## Directions
Tally the lines below containing the word "screenshot" and give that total alone.

#### Data excerpts ####

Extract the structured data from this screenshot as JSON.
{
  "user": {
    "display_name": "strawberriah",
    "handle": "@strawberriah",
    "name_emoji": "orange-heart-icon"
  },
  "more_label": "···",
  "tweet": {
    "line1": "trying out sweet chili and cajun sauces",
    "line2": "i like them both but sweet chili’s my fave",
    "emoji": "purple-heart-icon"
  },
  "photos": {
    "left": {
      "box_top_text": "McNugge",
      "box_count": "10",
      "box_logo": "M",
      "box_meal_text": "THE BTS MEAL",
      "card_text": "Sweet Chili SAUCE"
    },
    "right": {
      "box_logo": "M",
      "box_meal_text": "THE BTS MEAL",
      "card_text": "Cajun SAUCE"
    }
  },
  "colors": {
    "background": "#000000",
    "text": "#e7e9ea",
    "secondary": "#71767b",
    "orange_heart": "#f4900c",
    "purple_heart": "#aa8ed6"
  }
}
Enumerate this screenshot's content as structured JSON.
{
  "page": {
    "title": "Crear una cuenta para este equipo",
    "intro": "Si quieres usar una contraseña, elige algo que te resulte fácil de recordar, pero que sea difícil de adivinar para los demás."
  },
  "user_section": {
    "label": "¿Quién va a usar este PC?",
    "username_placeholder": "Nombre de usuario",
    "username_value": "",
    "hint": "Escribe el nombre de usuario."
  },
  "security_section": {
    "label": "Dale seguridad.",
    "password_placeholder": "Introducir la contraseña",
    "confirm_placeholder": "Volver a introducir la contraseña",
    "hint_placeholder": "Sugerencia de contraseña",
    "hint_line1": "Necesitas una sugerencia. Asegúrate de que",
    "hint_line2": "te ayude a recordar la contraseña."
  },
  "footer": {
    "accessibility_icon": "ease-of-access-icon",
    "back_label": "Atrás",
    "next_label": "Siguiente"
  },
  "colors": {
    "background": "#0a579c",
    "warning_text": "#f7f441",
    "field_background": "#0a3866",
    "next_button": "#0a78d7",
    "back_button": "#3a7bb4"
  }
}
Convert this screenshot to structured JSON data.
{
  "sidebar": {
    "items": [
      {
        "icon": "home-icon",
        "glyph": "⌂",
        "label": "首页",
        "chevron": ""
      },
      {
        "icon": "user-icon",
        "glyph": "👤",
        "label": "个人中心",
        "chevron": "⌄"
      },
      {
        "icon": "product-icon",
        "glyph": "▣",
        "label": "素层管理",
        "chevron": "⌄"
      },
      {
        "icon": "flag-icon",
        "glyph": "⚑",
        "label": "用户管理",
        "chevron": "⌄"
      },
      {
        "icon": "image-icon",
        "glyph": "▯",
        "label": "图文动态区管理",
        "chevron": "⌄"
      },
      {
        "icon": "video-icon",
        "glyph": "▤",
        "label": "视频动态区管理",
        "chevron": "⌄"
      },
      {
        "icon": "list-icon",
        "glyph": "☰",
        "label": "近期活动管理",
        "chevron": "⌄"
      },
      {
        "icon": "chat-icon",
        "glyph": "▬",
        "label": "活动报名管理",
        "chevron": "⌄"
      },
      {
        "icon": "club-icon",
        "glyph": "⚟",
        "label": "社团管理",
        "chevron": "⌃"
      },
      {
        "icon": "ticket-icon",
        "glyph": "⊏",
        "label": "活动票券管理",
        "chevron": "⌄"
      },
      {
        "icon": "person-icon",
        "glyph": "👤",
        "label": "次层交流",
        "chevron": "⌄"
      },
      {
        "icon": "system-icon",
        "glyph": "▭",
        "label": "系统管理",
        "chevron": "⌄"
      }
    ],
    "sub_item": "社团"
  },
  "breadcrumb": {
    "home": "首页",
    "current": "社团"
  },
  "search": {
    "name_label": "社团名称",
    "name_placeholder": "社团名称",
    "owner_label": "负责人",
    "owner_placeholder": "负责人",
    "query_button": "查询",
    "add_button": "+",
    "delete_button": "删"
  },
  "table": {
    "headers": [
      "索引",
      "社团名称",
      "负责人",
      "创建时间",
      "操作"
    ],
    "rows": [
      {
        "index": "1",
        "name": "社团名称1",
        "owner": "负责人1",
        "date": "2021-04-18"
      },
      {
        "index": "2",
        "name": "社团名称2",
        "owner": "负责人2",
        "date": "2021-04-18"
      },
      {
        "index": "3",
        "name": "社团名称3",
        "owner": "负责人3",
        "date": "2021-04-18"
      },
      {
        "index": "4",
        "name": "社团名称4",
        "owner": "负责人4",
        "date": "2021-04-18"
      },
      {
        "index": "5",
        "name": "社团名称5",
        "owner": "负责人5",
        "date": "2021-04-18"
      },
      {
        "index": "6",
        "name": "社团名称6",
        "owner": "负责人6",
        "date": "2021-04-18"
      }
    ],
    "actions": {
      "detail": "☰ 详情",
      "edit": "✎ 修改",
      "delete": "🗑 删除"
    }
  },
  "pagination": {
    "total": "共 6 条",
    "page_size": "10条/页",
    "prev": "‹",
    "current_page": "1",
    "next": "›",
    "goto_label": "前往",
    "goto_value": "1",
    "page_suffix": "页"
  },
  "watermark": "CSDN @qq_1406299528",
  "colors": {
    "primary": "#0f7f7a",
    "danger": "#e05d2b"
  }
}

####

## Reply to the exercise
3